Retype the whole listing that follows, with nothing added or left out.

═════ Records shown ═════

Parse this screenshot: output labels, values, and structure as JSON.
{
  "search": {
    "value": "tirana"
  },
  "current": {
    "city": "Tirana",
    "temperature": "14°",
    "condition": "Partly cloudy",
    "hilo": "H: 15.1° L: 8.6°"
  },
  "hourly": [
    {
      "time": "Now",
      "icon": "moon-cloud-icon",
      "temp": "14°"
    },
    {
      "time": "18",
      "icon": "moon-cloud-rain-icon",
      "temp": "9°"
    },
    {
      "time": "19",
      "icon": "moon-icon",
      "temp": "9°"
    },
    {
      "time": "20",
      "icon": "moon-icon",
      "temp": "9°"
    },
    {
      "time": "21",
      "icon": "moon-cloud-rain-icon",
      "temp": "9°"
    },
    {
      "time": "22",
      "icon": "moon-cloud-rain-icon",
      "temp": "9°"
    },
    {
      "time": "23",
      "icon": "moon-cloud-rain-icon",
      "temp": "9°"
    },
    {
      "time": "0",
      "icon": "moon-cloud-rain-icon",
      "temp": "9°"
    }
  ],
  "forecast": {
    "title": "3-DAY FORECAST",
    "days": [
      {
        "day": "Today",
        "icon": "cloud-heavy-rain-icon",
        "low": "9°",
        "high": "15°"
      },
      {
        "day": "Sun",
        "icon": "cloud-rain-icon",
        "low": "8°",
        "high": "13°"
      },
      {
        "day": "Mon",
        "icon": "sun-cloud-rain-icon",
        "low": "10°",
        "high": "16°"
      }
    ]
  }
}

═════

Answer for this exercise →
Parse this screenshot: output labels, values, and structure as JSON.
{
  "search": {
    "value": "tirana"
  },
  "current": {
    "city": "Tirana",
    "temperature": "14°",
    "condition": "Partly cloudy",
    "hilo": "H: 15.1° L: 8.6°"
  },
  "hourly": [
    {
      "time": "Now",
      "icon": "moon-cloud-icon",
      "temp": "14°"
    },
    {
      "time": "18",
      "icon": "moon-cloud-rain-icon",
      "temp": "9°"
    },
    {
      "time": "19",
      "icon": "moon-icon",
      "temp": "9°"
    },
    {
      "time": "20",
      "icon": "moon-icon",
      "temp": "9°"
    },
    {
      "time": "21",
      "icon": "moon-cloud-rain-icon",
      "temp": "9°"
    },
    {
      "time": "22",
      "icon": "moon-cloud-rain-icon",
      "temp": "9°"
    },
    {
      "time": "23",
      "icon": "moon-cloud-rain-icon",
      "temp": "9°"
    },
    {
      "time": "0",
      "icon": "moon-cloud-rain-icon",
      "temp": "9°"
    }
  ],
  "forecast": {
    "title": "3-DAY FORECAST",
    "days": [
      {
        "day": "Today",
        "icon": "cloud-heavy-rain-icon",
        "low": "9°",
        "high": "15°"
      },
      {
        "day": "Sun",
        "icon": "cloud-rain-icon",
        "low": "8°",
        "high": "13°"
      },
      {
        "day": "Mon",
        "icon": "sun-cloud-rain-icon",
        "low": "10°",
        "high": "16°"
      }
    ]
  }
}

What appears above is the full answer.